The danger in alliances based on a temporary convergence of interests, rather than being based on shared values, is that they are exactly that—temporary.
Of course, the smart people in charge of Israel’s foreign policy recognize this reality as well and undoubtedly would argue that they will cooperate while they can—especially considering the greater danger facing them with Iran’s rise.
And while Iran does pose the greatest threat to Israel, Bible prophecy says that it is not Iran that will strike down Israel—rather it will be most of the nations it is currently aligning with. An alliance of nations is mentioned in Psalm 83:5-8 that includes Saudi Arabia and the other Gulf states, as well as Turkey, Jordan and Germany. The proceeding verses tell us what really motivates this alliance:
They have taken crafty counsel against your people, and consulted against your hidden ones. For they have said, Come, and let us cut them off from being a nation; that the name of Israel may be no more in remembrance. For they have consulted together with one [heart]: they are confederate against you!

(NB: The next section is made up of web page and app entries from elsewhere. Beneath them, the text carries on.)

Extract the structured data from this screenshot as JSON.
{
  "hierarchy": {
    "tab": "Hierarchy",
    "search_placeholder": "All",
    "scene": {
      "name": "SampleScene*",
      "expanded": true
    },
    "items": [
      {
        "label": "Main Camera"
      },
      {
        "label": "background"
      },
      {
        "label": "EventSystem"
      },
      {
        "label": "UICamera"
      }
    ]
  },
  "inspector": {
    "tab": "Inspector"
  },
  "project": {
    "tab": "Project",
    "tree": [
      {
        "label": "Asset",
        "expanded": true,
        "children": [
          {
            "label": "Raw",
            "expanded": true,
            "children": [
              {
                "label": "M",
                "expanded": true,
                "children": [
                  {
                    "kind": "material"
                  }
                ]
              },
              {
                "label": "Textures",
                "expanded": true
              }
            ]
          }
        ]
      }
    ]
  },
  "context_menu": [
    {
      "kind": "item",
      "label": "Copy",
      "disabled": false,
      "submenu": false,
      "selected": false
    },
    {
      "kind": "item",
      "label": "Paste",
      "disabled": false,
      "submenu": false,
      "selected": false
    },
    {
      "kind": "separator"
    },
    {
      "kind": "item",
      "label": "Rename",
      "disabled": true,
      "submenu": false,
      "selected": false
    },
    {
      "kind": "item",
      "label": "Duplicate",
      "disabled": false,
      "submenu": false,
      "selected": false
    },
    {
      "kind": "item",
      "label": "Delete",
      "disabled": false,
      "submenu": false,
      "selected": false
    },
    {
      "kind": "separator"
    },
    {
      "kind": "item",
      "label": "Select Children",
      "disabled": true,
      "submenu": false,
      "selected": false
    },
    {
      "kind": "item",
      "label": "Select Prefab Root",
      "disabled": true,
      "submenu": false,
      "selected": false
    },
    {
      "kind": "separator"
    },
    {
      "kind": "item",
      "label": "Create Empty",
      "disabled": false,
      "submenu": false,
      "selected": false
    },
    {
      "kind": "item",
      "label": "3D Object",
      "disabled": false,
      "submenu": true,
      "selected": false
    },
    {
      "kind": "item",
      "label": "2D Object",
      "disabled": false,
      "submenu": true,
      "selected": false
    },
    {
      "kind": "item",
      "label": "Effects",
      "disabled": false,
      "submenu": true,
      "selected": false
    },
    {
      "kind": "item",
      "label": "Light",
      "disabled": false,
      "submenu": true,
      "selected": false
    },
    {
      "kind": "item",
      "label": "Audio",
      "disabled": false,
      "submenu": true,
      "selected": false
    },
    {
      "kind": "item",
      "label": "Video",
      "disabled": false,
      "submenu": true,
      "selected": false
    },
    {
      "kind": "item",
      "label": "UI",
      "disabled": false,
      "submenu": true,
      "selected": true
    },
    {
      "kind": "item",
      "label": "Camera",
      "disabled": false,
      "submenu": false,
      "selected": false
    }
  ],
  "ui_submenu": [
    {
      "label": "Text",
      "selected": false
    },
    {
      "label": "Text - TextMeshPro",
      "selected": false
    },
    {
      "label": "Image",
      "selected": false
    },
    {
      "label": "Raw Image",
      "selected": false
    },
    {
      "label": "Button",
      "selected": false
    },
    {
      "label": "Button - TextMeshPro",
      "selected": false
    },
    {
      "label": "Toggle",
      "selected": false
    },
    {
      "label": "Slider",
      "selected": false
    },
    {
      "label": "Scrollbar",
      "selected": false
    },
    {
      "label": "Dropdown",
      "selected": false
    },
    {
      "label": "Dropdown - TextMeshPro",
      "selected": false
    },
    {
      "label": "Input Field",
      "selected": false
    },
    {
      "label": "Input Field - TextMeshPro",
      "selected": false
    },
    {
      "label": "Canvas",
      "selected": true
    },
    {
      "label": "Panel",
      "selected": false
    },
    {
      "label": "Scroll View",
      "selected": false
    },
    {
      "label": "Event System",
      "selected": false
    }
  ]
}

This mysterious alliance desires Israel’s downfall and will work to that end—it is in their unchanged collective heart to do so. But notice also part of their strategy is to take “crafty counsel” against Israel (which includes more than just the little nation of Israel in the Middle East). Putting this together with other prophecies found in the book of Hosea, and we can see that this alliance performs a great act of treachery against Israel. And treachery can only be perpetrated against an assumed ally. Please read “A Mysterious Alliance” by Trumpet editor Gerald Flurry to understand more details about this treacherous alliance now forming against Israel, as well as its surprising hope-filled end.